• **Your objective**: Among the lines below, list those containing the string "index".

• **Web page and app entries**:
_ _ _ _ _ _ _

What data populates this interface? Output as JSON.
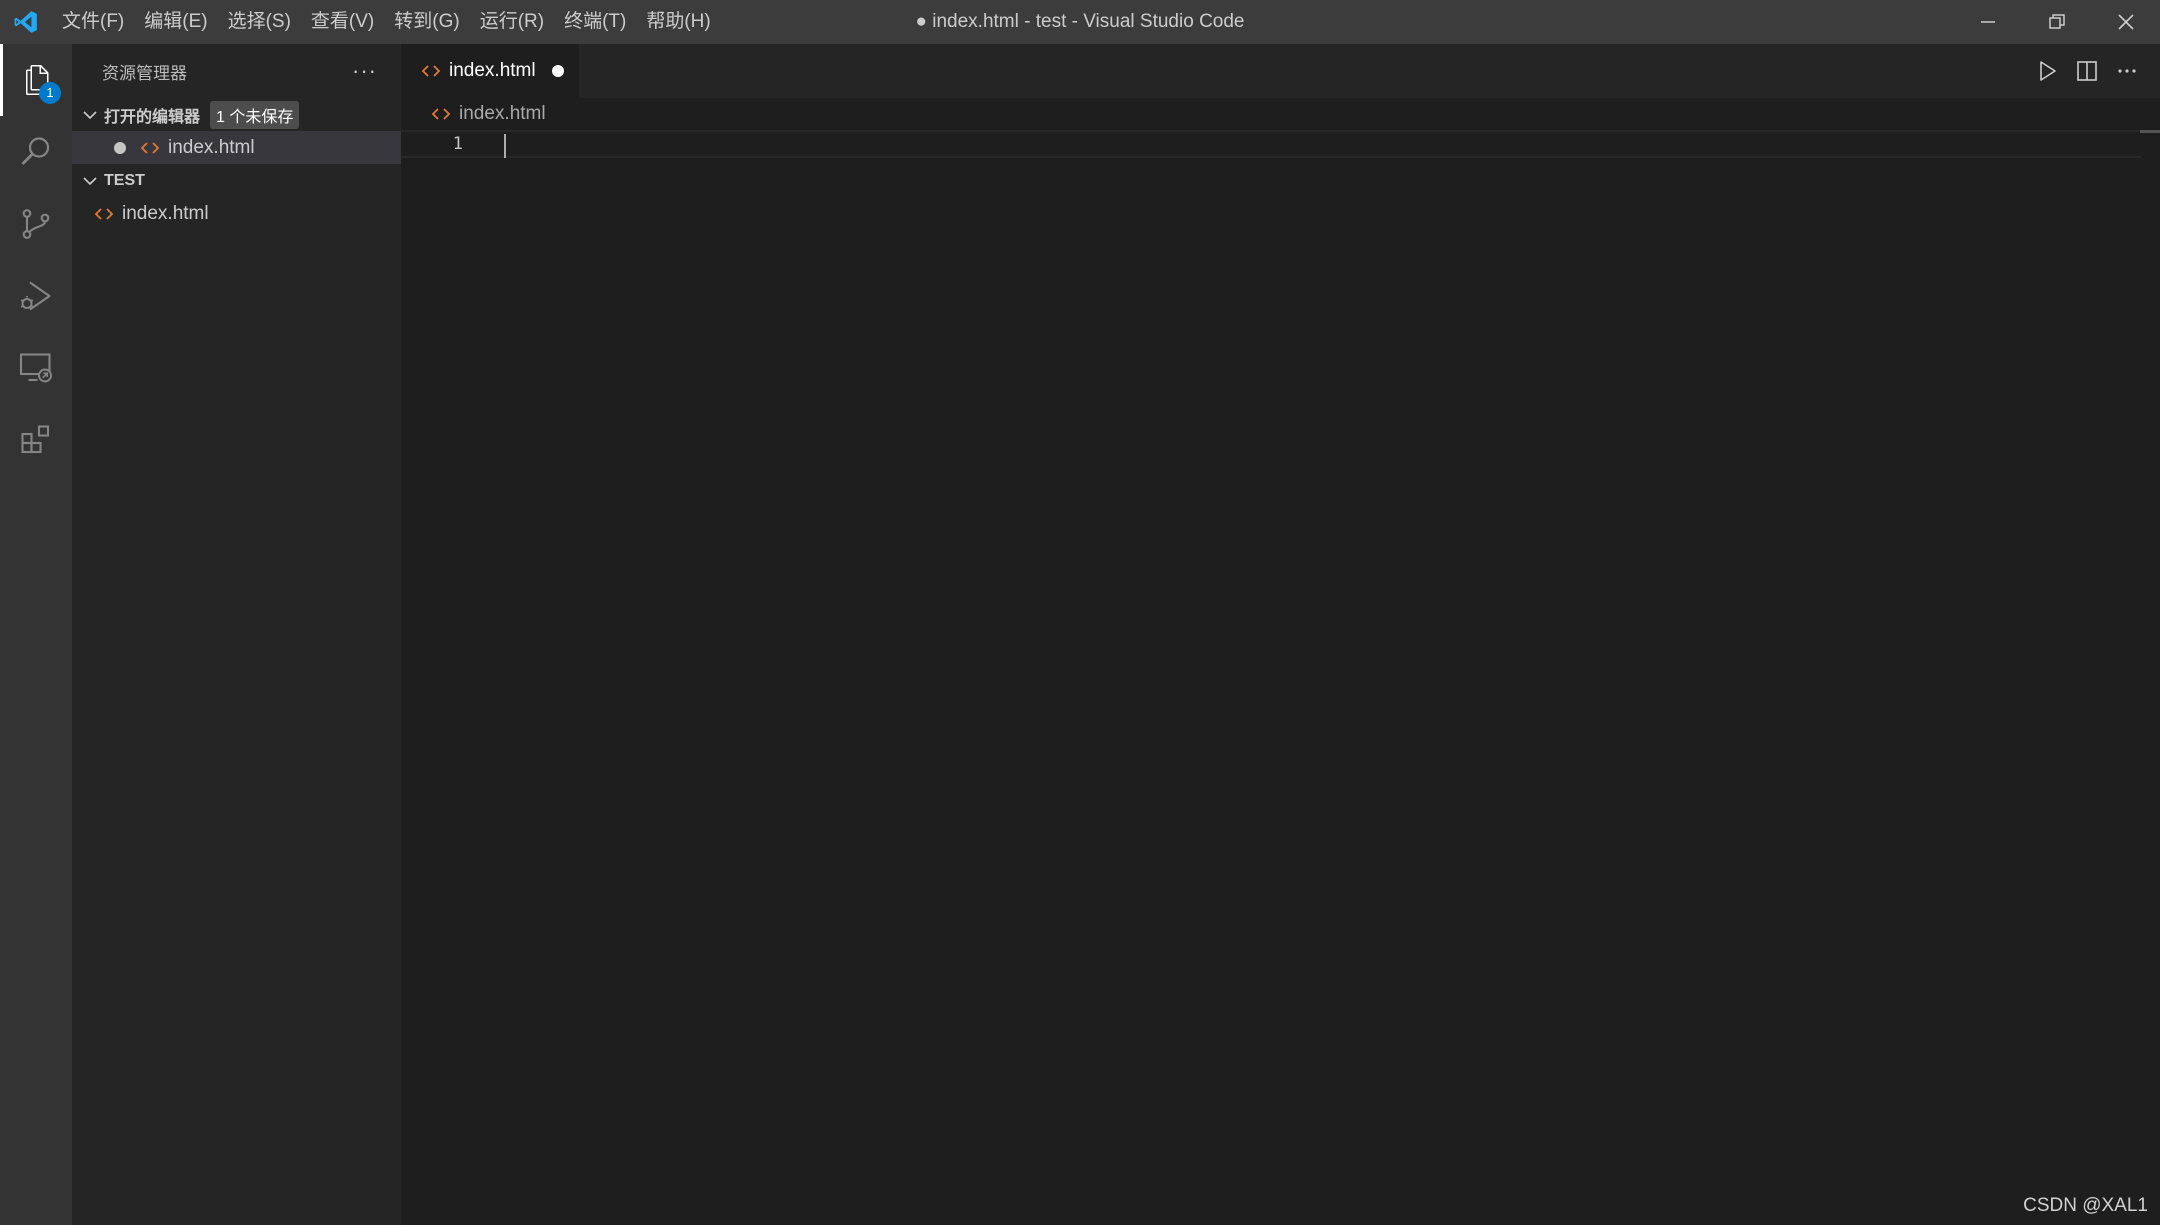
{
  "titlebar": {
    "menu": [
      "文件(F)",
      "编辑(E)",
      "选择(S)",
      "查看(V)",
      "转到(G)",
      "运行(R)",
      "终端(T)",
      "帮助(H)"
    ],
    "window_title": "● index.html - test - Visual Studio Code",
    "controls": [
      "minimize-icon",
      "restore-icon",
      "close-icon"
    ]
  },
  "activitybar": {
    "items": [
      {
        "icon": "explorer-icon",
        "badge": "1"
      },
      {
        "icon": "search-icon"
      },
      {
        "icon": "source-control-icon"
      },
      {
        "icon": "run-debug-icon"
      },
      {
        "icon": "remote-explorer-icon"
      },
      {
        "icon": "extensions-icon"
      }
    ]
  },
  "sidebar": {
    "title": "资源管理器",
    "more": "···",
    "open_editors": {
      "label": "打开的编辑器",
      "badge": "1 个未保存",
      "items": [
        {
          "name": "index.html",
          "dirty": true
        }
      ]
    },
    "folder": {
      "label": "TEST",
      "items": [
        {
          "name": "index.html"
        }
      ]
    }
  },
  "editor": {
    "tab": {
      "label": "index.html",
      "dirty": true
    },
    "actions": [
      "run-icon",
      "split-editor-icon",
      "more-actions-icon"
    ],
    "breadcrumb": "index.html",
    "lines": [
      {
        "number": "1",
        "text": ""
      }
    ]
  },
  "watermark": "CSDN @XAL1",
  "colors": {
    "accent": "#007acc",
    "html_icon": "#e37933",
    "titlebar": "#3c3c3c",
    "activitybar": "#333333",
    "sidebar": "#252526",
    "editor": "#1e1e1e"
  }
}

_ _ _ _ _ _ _

• **Exercise result**:
    "window_title": "● index.html - test - Visual Studio Code",
          "name": "index.html",
          "name": "index.html"
      "label": "index.html",
    "breadcrumb": "index.html",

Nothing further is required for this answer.